Tuesday, November 7, 2017
 

In her 38 years as a professional on the front lines of drug-addiction education, prevention and treatment, Gateway Community College social-services professor Cher Shannon has seen it all. As coordinator of Gateway’s Drug & Alcohol Recovery Counselor (DARC) program, Shannon oversees the training of professionals who seek to help those most at risk for abusing dangerous drugs — and to help prevent or treat what has become an epidemic of drug overdoses.  

But Shannon has never seen the drug crisis spiral to the dangerous levels of 2017, when the abuse of opiates such as heroin, fentanyl and prescription drugs has become endemic — and increasingly fatal — in Connecticut and beyond. According to 2016 figures from the state medical examiner’s office, 917 people died of drug overdoses in Connecticut last year — an average of nearly three a day.   

But today Shannon is optimistic about the prospects for progress in the war against drug addiction. A new $10,000 grant from the Connecticut Healthy Campus Initiative will help Gateway combat the opioid and prescription-drug epidemic plaguing New Haven, the state and beyond. The grant, which runs through April 30, 2018, will help to fund a Campus Opioid Education & Awareness Program.

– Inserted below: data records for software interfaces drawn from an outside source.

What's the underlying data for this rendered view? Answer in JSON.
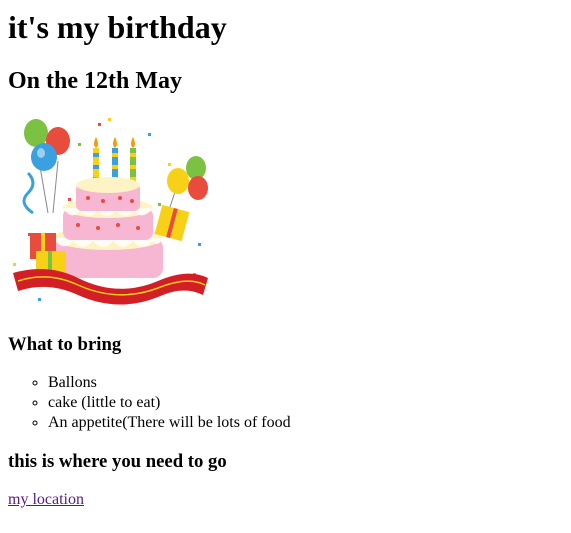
{
  "title": "it's my birthday",
  "date_heading": "On the 12th May",
  "image": {
    "icon": "birthday-cake-icon",
    "colors": {
      "cake_pink": "#f7b6d2",
      "cake_cream": "#fdf3c4",
      "ribbon_red": "#d21f26",
      "candle_yellow": "#f7d117",
      "candle_blue": "#3aa0e0",
      "candle_green": "#7cc242"
    }
  },
  "bring": {
    "heading": "What to bring",
    "items": [
      "Ballons",
      "cake (little to eat)",
      "An appetite(There will be lots of food"
    ]
  },
  "location": {
    "heading": "this is where you need to go",
    "link_text": "my location",
    "link_color": "#551a8b"
  }
}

The money comes from the Connecticut Center for Prevention, Wellness & Recovery.  

The new grant will help to fund the creation and distribution of printed materials intended to raise awareness of the dangers of addiction and resources available to those seeking help, as well as educational programs on addiction and recovery for members of the Gateway campus community. It will also help to provide training to GCC security personnel and faculty staff in overdose prevention and the use of naloxone (trade name Narcan), a potentially life-saving medication used in opioid overdoses.  

All are essential weapons in addressing the most pressing public-health concern of our time. “Heroin, opioids and prescription drugs have always been around,” said Shannon. But now their abuse has assumed dimensions never before seen — and spread throughout all strata of society. “Now we’re seeing [the crisis] in terms of deaths.”  

And it’s a crisis that hits home for members of the Gateway community. Of the more than 900 overdose deaths recorded in Connecticut last year, 133 fatalities were reported in greater New Haven and 44 in the city proper. But now suburban communities, once viewed as safe havens from the ravages of drug overdoses, have increasingly become a prime battleground in the addiction battle, noted Shannon, who lives in Newtown. For many years that battle raged in the shadows. No longer.  

At a September recovery fair hosted by Gateway, “We had at least 44 people requesting prescriptions” for Narcan, Shannon recalled. “That day we started hearing stories — ‘My boyfriend overdosed,’ ‘My friend overdosed,’ ‘We called 911’…That started to open the conversation,” she said. “Our plan is to open it more.  

 “We keep doing more and more — more education, more awareness — and yet the deaths continue to increase,” explained Shannon. Now, by making available much-needed addiction education and treatment resources to members of the Gateway community, Shannon hopes to put a dent in a public-health crisis that threatens to engulf individuals and families in all communities.  

“We need people to understand that addiction is not a moral issue,” said Shannon. “It is a chronic, progressive, relapsing brain disease. Just taking away the drug doesn’t address the disease.” But education and prevention may help to slow the disease’s spread throughout the population and allay its terrible toll.